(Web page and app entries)
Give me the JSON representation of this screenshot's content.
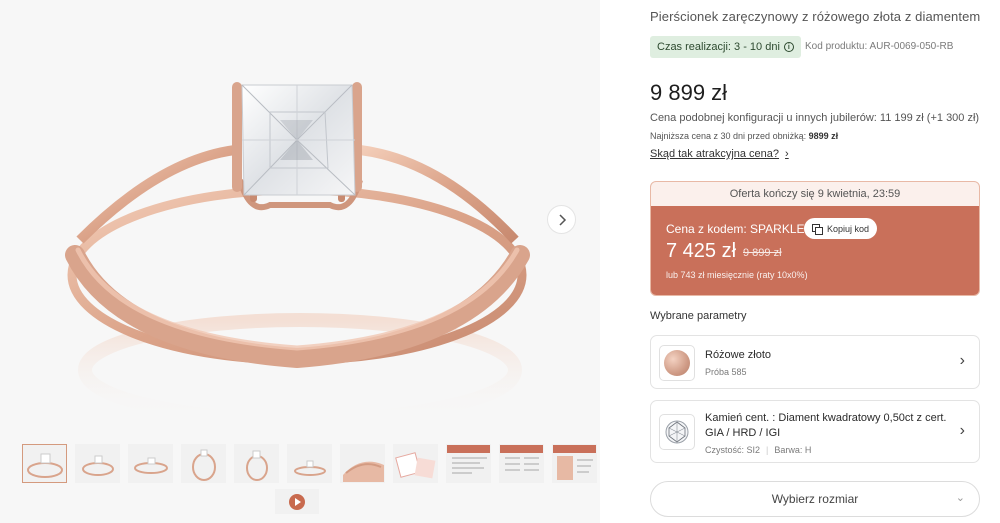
{
  "product": {
    "title": "Pierścionek zaręczynowy z różowego złota z diamentem",
    "lead_time": "Czas realizacji: 3 - 10 dni",
    "product_code": "Kod produktu: AUR-0069-050-RB",
    "price": "9 899 zł",
    "compare_price": "Cena podobnej konfiguracji u innych jubilerów: 11 199 zł (+1 300 zł)",
    "lowest_price_label": "Najniższa cena z 30 dni przed obniżką:",
    "lowest_price_value": "9899 zł",
    "why_link": "Skąd tak atrakcyjna cena?"
  },
  "promo": {
    "offer_end": "Oferta kończy się 9 kwietnia, 23:59",
    "code_label": "Cena z kodem: SPARKLE",
    "copy_button": "Kopiuj kod",
    "promo_price": "7 425 zł",
    "old_price": "9 899 zł",
    "installment": "lub 743 zł miesięcznie (raty 10x0%)"
  },
  "params": {
    "heading": "Wybrane parametry",
    "metal": {
      "name": "Różowe złoto",
      "sub": "Próba 585"
    },
    "stone": {
      "name": "Kamień cent. : Diament kwadratowy 0,50ct z cert. GIA / HRD / IGI",
      "clarity": "Czystość: SI2",
      "color": "Barwa: H"
    }
  },
  "size_select": {
    "label": "Wybierz rozmiar"
  },
  "gallery": {
    "thumbnails": [
      "ring-front",
      "ring-side-1",
      "ring-angle",
      "ring-top",
      "ring-side-2",
      "ring-flat",
      "hand-model",
      "packaging",
      "certificate-1",
      "certificate-2",
      "certificate-3"
    ],
    "active_index": 0,
    "video_thumbnail": "video-play"
  },
  "colors": {
    "accent": "#c9705a",
    "lead_badge_bg": "#dfeee0",
    "rose_gold": "#d9a48c"
  }
}
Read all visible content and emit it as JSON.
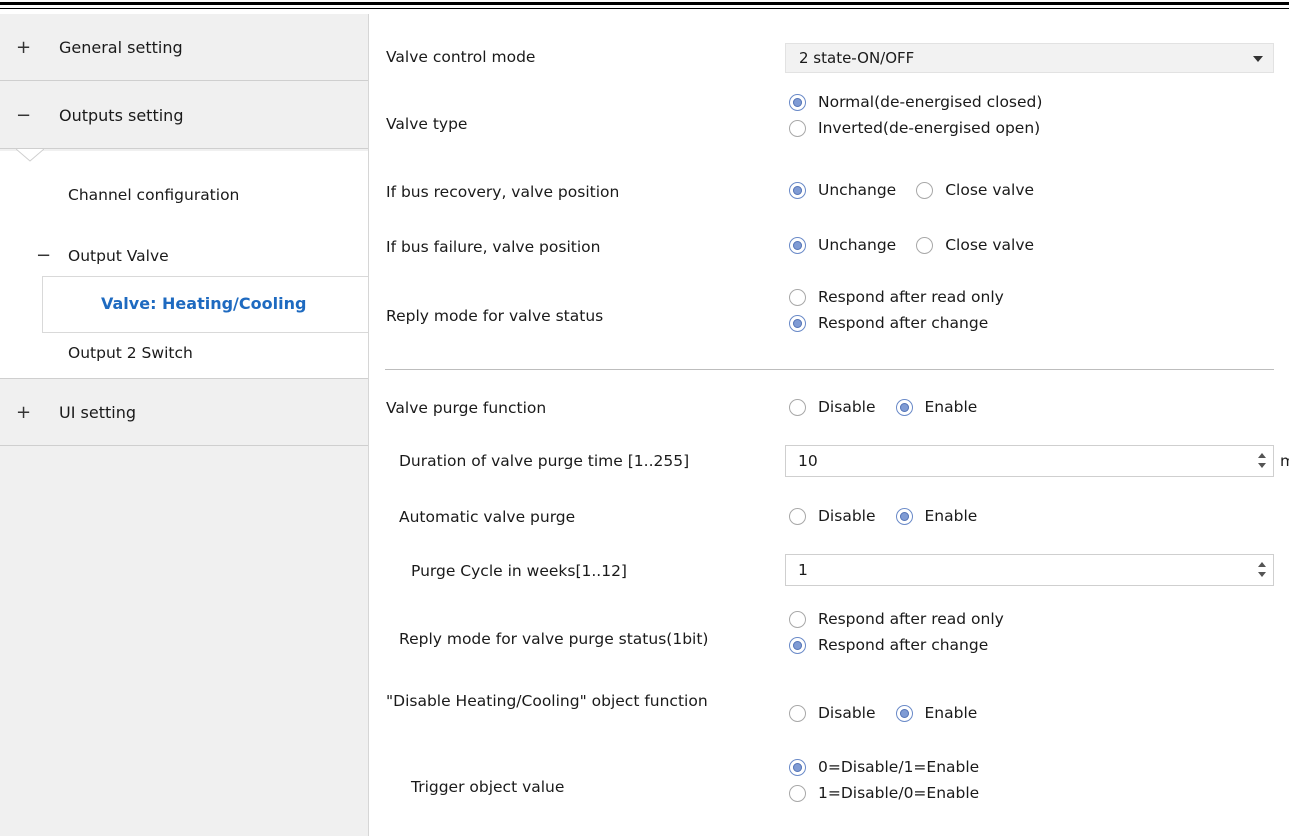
{
  "sidebar": {
    "items": [
      {
        "sign": "+",
        "label": "General setting"
      },
      {
        "sign": "−",
        "label": "Outputs setting"
      },
      {
        "sign": "+",
        "label": "UI setting"
      }
    ],
    "sub": {
      "channel_configuration": "Channel configuration",
      "output_valve_sign": "−",
      "output_valve": "Output Valve",
      "selected": "Valve: Heating/Cooling",
      "output2": "Output 2 Switch"
    }
  },
  "main": {
    "valve_control_mode": {
      "label": "Valve control mode",
      "value": "2 state-ON/OFF"
    },
    "valve_type": {
      "label": "Valve type",
      "options": [
        "Normal(de-energised closed)",
        "Inverted(de-energised open)"
      ],
      "selected": 0
    },
    "bus_recovery": {
      "label": "If bus recovery, valve position",
      "options": [
        "Unchange",
        "Close valve"
      ],
      "selected": 0
    },
    "bus_failure": {
      "label": "If bus failure, valve position",
      "options": [
        "Unchange",
        "Close valve"
      ],
      "selected": 0
    },
    "reply_mode": {
      "label": "Reply mode for valve status",
      "options": [
        "Respond after read only",
        "Respond after change"
      ],
      "selected": 1
    },
    "purge_function": {
      "label": "Valve purge function",
      "options": [
        "Disable",
        "Enable"
      ],
      "selected": 1
    },
    "purge_duration": {
      "label": "Duration of valve purge time [1..255]",
      "value": "10",
      "unit": "min"
    },
    "auto_purge": {
      "label": "Automatic valve purge",
      "options": [
        "Disable",
        "Enable"
      ],
      "selected": 1
    },
    "purge_cycle": {
      "label": "Purge Cycle in weeks[1..12]",
      "value": "1"
    },
    "purge_reply": {
      "label": "Reply mode for valve purge status(1bit)",
      "options": [
        "Respond after read only",
        "Respond after change"
      ],
      "selected": 1
    },
    "disable_hc": {
      "label": "\"Disable Heating/Cooling\" object function",
      "options": [
        "Disable",
        "Enable"
      ],
      "selected": 1
    },
    "trigger_value": {
      "label": "Trigger object value",
      "options": [
        "0=Disable/1=Enable",
        "1=Disable/0=Enable"
      ],
      "selected": 0
    }
  }
}
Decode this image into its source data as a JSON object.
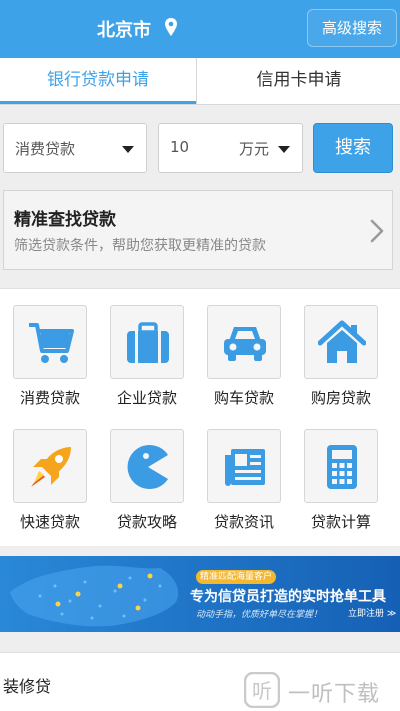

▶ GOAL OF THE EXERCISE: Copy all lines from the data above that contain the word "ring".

▶ ANSWER TO THE EXERCISE:
      "ring-front",
      "ring-side-1",
      "ring-angle",
      "ring-top",
      "ring-side-2",
      "ring-flat",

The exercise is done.